→ Stored entries:
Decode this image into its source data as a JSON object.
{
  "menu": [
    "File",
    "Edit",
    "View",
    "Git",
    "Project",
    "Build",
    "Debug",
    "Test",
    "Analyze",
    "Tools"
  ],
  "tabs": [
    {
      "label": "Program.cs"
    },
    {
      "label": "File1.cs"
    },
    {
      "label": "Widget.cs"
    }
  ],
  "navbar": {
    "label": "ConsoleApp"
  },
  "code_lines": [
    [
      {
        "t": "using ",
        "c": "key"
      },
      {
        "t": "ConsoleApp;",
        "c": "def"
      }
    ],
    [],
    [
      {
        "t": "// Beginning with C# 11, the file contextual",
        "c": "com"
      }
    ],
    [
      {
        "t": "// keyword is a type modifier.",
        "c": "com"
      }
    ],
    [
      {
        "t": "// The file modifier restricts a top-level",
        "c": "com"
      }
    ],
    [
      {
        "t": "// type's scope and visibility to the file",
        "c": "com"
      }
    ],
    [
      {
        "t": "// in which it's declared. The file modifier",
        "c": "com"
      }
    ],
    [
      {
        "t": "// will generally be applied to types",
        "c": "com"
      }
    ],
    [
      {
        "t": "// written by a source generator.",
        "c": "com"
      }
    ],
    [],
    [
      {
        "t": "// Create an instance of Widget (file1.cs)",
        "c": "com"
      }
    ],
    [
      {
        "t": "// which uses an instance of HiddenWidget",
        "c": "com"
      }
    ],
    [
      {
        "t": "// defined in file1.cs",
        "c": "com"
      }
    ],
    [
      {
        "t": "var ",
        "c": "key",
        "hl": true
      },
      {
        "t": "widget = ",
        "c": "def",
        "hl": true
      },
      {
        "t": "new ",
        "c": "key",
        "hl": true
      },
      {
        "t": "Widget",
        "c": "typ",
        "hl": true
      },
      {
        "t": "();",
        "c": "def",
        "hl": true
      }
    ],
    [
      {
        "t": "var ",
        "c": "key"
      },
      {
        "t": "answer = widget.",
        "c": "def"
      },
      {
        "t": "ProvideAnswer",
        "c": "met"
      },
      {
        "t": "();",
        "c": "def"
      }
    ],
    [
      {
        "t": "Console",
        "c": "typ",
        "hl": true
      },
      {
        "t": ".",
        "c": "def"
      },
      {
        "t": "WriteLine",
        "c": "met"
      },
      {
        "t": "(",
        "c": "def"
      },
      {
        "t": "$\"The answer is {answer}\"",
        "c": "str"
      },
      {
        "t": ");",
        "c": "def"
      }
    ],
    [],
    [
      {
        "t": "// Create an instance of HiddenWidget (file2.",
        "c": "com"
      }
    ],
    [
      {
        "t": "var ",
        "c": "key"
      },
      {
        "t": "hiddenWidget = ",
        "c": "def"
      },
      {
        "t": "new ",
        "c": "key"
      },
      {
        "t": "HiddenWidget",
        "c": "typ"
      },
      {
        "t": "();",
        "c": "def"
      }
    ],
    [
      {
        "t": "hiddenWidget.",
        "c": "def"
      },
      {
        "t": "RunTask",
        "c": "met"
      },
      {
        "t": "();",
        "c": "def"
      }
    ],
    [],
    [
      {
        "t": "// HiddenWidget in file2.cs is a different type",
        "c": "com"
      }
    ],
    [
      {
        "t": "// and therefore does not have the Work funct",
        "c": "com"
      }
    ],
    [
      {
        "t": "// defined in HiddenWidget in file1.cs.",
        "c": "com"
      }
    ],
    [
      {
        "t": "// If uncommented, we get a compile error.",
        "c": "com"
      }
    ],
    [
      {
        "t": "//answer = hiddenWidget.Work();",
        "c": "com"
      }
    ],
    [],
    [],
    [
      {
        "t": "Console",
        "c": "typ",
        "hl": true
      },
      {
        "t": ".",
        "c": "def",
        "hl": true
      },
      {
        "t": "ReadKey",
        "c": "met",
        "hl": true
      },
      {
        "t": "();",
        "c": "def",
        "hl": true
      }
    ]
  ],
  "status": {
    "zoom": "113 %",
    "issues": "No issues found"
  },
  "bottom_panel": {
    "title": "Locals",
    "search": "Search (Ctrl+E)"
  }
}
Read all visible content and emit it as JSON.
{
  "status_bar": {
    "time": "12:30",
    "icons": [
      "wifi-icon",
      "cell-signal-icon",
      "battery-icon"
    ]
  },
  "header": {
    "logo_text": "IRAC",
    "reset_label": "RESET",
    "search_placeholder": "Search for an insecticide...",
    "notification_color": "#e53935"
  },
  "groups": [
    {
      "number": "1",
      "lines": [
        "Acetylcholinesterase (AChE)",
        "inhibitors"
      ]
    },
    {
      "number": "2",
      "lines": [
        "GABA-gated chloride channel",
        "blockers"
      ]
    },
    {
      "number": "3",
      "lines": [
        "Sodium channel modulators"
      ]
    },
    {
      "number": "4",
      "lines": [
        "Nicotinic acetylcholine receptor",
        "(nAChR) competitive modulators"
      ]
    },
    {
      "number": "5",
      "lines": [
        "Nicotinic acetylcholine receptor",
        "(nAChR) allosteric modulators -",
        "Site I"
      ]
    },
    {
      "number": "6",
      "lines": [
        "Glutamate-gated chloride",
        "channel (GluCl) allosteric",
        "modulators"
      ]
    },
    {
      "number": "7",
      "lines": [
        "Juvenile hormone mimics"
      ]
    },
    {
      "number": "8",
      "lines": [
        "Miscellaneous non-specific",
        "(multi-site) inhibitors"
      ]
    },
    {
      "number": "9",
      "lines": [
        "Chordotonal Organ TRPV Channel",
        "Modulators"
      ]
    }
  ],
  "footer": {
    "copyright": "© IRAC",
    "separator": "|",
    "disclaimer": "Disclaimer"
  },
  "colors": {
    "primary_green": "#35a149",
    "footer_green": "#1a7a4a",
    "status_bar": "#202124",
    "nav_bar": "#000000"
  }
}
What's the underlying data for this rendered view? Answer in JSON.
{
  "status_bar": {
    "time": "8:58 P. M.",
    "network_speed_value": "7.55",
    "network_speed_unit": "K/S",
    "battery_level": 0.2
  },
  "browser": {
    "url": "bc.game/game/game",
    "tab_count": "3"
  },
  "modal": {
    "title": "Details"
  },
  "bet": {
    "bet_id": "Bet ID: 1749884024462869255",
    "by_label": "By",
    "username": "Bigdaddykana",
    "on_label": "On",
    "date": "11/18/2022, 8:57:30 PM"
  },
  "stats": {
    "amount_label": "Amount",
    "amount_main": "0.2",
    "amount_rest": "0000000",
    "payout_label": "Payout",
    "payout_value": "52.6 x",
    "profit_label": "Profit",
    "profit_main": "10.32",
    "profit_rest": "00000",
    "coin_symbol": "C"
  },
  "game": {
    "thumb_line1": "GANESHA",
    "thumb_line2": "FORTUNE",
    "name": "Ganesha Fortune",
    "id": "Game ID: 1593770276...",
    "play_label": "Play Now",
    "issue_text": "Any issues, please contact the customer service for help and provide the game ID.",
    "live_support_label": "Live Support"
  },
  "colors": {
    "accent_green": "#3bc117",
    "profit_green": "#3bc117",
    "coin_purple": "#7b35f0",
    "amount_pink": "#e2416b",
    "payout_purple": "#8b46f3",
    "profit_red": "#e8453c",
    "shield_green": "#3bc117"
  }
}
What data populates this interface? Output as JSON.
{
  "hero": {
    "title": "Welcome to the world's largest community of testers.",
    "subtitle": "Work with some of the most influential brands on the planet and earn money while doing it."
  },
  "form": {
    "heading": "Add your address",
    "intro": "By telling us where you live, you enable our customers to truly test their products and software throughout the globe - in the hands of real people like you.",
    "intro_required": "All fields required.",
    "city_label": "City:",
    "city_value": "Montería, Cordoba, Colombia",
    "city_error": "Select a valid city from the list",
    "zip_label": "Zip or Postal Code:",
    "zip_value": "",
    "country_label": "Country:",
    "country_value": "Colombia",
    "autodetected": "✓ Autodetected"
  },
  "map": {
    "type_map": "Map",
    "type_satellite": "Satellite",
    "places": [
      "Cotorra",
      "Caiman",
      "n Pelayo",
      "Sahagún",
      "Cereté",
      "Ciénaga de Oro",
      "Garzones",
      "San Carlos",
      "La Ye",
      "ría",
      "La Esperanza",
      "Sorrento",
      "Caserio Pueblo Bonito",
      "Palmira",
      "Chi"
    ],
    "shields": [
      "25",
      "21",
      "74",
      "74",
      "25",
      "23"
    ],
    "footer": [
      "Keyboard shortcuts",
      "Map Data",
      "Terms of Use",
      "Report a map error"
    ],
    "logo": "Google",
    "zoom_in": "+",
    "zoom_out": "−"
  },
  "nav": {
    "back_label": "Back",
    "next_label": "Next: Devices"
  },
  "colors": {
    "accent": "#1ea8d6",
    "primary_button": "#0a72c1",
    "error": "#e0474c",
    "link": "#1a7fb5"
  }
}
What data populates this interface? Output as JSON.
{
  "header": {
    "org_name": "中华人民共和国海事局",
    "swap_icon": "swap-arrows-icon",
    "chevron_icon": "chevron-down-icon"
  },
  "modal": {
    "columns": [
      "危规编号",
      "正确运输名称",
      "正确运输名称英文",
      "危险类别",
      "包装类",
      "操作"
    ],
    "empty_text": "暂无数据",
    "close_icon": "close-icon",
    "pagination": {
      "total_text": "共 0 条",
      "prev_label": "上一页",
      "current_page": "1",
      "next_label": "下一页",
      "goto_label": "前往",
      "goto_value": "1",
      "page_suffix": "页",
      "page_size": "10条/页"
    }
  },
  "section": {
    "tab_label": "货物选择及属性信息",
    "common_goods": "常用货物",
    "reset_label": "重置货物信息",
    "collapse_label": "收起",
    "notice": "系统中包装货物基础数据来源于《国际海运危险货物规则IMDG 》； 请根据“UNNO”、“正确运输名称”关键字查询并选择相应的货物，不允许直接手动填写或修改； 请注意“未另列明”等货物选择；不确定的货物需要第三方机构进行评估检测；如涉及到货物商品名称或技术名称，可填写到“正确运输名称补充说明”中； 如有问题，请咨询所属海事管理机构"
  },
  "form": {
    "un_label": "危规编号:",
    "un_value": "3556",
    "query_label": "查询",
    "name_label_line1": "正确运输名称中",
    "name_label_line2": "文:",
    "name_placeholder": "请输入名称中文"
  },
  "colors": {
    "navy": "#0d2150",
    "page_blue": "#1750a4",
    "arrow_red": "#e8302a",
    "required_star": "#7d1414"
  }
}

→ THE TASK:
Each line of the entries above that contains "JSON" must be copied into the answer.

→ RESPONSE:
Decode this image into its source data as a JSON object.
Read all visible content and emit it as JSON.
What's the underlying data for this rendered view? Answer in JSON.
What data populates this interface? Output as JSON.
What data populates this interface? Output as JSON.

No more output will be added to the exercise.